Brian Rogers, the chairman of T. Rowe Price and manager of its T. Rowe Price Equity-Income fund, has also been struggling (relative to the fund's category), though not as long or as badly as Nygren's Oakmark. Rogers also says that oil prices are crazy -- he figures they're $40 a barrel into bubble territory -- which is why there is so much negativity in the stock market. "Buying into stress is generally a good thing to do," he says, and cites the downtrodden and increasingly unwanted shares of General Electric (symbol GE), now at $27, as an example of a great buy. That's because GE has a strong balance sheet and, says Rogers, "I don't have any concern for its viability."

GE yields 4% and sells for 12 times its per-share earnings -- but it's been sitting there for the entire decade, so far. Why should its shares perform any better if this near-recession turns into the real thing with rising interest rates, inflation and maybe taxes?

3. Look for shelter in emerging-market bonds. Many speakers at the conference extolled the stock markets of China, India, Brazil, Hong Kong and all the other nations with oil or commodities. But are they really the answer to every investor's frustration?

The Shanghai stock exchange index is down nearly 50% since its peak earlier this year. Investors, take heed: There's a big difference between a country's economic profile and the volatility of its stock market.


Emerging-markets bonds, which you can buy through funds, are a better deal because oil- and commodity-exporting countries have loads of cash to pay interest. Unfortunately, bonds get short shrift at a conference built around words from mainly bullish stock-fund managers to whom bonds are an afterthought. (There was one bond session on the panel in three days and none devoted to high-dividend payers.)

4. There are too many ETFs under construction. I saw new ETFs promoted everywhere. Hundreds of them. I see some sense to PowerShares Global Wind Energy ETF (PWND). It may not do well because most alternative-energy stocks are very expensive given two years of hype. But there are now close to 1,000 ETFs, up from a few hundred two years ago, and more than 25 ETF originators.

The problem? ETFs by nature enable rapid-fire sector investing and quick trading, which isn't a good thing. Some of these newbies are eager to claim they'll do better than the established ETFs because of "proprietary" or "secret" systems for stock-picking or portfolio composition.

I sat down with Jim Porter, an earnest and friendly gentleman from New Century Capital Management. He explained that his new Aston/New Century Absolute Return ETF fund (a fund of ETFs) will excel because of a quantitative process full of derivatives he and only he developed and knows. But how could it be worth 1.50% in expenses to have Porter build you a portfolio of iShares and other ETFs that charge you a tenth of that?

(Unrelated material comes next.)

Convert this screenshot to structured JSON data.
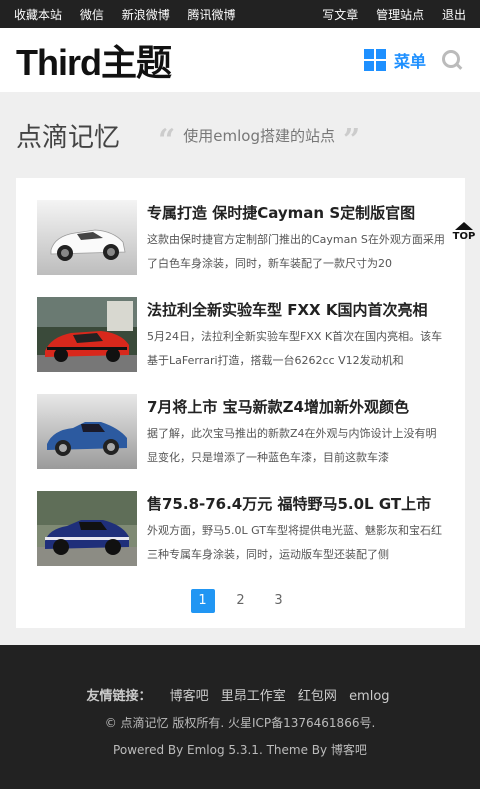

5. Yes, there are a few good investment ideas (although you probably can't use them). It would be unfair if I stopped and left you certain that everyone who manages money and who attended the conference was either in a time warp or there to defend what's not working.

Robert Hagstrom, who manages Legg Mason Growth Trust, has studied up on energy and makes a convincing case that natural gas, both as a commodity and a class of stocks, has been left behind in the oil rush. He also suggests that the electrical grid needs repairs and improvements. Hagstrom is right on, but it will be a challenge to profit from that fact because the utilities own the grid and the work will be paid for out of the earnings they would otherwise have paid out as dividends.

An ETF devoted to the power grid would be a big winner -- if only there were stocks you could pick to populate the ETF. So there's the final frustration from the mean carpets of Morningstar. Here's a field of business widely known to be starved for capital and yet nobody can find a way to invest in it directly. Ah, well, there's always oil futures and China.